I'd like the number of lines in the material below that include the word "content", written with no other text.

* [Given records]
::::::::

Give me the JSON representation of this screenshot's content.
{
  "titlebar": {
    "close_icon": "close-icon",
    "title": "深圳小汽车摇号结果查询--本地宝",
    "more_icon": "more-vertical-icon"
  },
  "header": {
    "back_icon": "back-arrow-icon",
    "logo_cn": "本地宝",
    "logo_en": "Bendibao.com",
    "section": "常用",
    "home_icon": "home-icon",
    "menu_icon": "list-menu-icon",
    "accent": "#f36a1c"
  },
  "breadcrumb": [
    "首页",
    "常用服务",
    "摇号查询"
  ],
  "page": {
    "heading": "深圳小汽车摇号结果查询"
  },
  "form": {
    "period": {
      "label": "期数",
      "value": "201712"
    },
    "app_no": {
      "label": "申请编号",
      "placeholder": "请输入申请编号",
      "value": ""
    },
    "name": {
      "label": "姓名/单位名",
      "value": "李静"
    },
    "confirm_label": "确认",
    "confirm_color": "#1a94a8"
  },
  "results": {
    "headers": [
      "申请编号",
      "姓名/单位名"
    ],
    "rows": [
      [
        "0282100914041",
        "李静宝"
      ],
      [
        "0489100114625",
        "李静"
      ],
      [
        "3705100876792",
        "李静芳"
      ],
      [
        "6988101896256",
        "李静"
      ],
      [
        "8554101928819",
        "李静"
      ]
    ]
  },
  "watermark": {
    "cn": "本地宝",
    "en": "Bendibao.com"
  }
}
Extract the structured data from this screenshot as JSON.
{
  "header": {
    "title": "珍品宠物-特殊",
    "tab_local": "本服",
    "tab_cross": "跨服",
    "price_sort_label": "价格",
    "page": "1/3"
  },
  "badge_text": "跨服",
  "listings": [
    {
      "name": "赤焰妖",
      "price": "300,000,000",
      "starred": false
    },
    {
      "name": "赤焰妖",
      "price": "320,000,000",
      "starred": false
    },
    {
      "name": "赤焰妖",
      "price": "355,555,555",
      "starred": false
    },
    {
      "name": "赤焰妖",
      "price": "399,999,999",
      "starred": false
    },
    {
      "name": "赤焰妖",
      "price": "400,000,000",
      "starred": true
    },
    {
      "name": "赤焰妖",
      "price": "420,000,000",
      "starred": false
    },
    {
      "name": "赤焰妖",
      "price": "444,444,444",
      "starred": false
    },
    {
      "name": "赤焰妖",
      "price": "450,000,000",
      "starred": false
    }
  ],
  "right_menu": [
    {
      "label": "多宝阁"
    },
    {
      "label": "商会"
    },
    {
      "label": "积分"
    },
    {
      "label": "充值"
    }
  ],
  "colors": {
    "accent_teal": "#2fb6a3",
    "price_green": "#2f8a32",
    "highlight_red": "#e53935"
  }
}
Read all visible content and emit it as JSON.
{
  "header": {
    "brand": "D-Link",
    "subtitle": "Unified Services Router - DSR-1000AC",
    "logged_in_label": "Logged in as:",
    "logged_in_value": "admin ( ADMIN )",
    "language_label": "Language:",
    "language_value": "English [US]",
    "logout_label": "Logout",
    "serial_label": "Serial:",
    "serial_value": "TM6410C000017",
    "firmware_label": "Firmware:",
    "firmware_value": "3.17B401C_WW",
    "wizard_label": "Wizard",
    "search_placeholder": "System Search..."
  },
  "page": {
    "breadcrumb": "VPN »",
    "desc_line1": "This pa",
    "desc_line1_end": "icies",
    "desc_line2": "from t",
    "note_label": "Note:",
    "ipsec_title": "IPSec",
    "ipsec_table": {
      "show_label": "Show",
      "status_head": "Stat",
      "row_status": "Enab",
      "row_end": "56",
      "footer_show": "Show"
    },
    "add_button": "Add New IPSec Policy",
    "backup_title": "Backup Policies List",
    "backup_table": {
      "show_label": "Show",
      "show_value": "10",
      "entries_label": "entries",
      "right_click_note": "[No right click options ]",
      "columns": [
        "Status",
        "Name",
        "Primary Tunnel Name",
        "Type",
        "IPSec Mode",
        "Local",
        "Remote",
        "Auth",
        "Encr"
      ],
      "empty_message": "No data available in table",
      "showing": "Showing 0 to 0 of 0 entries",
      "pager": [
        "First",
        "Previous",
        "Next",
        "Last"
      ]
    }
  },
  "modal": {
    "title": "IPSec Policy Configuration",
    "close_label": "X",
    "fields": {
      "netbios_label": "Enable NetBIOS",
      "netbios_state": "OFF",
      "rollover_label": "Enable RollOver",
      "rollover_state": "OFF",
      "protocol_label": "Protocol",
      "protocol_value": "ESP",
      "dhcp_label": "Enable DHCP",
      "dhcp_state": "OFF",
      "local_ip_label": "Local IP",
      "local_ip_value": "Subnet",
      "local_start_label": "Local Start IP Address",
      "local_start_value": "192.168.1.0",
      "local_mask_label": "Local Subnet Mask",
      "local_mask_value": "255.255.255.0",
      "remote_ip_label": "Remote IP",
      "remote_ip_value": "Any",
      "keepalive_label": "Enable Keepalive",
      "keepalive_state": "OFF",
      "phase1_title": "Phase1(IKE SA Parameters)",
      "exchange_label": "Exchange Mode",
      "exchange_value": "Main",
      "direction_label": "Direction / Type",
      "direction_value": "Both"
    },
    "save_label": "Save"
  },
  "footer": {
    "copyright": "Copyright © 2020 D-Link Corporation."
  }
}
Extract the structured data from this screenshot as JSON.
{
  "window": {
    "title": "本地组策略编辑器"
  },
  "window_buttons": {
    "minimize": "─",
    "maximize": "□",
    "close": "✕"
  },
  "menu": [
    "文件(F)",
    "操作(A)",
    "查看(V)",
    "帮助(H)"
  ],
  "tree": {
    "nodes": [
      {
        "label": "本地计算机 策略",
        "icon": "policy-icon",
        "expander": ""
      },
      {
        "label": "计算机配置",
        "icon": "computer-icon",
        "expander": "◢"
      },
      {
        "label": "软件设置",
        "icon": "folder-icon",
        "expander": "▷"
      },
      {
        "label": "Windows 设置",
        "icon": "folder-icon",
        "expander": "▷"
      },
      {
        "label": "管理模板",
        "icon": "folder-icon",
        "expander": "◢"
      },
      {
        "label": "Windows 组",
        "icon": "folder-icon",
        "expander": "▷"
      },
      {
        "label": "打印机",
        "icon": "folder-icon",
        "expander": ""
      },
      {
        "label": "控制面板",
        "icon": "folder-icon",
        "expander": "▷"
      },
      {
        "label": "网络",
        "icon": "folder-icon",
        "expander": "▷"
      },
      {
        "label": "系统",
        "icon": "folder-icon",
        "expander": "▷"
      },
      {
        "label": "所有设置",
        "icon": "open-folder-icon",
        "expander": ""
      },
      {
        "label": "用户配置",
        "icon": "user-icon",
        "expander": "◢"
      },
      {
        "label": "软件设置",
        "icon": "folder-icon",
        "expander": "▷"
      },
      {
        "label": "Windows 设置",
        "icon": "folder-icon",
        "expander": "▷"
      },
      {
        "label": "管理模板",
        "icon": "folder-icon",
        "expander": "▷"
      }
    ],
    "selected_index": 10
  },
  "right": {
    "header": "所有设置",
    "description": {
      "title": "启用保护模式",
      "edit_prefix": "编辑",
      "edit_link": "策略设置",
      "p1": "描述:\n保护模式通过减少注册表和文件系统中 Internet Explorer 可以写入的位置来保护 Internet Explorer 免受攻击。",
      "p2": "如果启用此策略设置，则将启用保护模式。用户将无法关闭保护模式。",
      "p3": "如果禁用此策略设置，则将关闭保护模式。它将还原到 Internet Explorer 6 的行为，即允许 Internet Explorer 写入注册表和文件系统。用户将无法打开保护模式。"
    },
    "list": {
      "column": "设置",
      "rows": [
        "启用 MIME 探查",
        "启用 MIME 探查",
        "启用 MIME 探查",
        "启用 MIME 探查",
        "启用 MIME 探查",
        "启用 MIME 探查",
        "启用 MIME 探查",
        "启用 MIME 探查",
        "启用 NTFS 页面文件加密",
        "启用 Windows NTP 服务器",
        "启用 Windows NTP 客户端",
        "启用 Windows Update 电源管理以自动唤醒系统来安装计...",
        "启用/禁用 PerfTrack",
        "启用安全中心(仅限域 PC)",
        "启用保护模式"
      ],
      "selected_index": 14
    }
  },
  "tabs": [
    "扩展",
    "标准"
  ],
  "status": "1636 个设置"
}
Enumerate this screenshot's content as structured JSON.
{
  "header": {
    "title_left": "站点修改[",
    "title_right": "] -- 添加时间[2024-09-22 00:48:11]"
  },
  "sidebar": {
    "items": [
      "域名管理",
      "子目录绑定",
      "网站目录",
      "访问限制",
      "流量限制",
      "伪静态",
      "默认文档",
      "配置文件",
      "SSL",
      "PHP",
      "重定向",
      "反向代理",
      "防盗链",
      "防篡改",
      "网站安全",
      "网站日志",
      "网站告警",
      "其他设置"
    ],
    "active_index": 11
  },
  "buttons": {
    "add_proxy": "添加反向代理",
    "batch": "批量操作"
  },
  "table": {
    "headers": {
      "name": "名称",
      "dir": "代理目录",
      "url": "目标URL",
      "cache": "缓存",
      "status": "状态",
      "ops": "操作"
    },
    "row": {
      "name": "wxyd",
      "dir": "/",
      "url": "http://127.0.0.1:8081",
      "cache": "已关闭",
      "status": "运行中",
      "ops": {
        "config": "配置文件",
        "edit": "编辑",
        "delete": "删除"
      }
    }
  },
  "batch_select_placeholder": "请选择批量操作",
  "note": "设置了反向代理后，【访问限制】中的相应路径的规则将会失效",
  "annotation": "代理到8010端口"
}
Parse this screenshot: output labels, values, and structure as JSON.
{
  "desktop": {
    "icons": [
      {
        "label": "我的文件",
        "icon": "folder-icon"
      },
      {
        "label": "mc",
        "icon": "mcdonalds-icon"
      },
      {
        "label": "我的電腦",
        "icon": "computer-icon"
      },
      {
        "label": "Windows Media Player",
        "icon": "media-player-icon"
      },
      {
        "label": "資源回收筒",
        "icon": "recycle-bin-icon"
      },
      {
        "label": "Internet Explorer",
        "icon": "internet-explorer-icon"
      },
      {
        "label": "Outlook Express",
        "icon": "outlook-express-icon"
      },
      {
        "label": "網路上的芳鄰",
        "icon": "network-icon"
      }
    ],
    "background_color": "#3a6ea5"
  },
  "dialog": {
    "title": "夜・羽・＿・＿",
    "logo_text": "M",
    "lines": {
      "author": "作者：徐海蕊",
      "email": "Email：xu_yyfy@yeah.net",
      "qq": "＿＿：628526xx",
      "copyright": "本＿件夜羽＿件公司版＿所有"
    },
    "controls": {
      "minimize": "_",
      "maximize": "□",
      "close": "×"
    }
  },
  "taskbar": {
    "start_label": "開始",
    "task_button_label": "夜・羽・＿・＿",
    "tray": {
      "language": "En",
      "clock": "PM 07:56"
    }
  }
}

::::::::

* [Worked solution] 3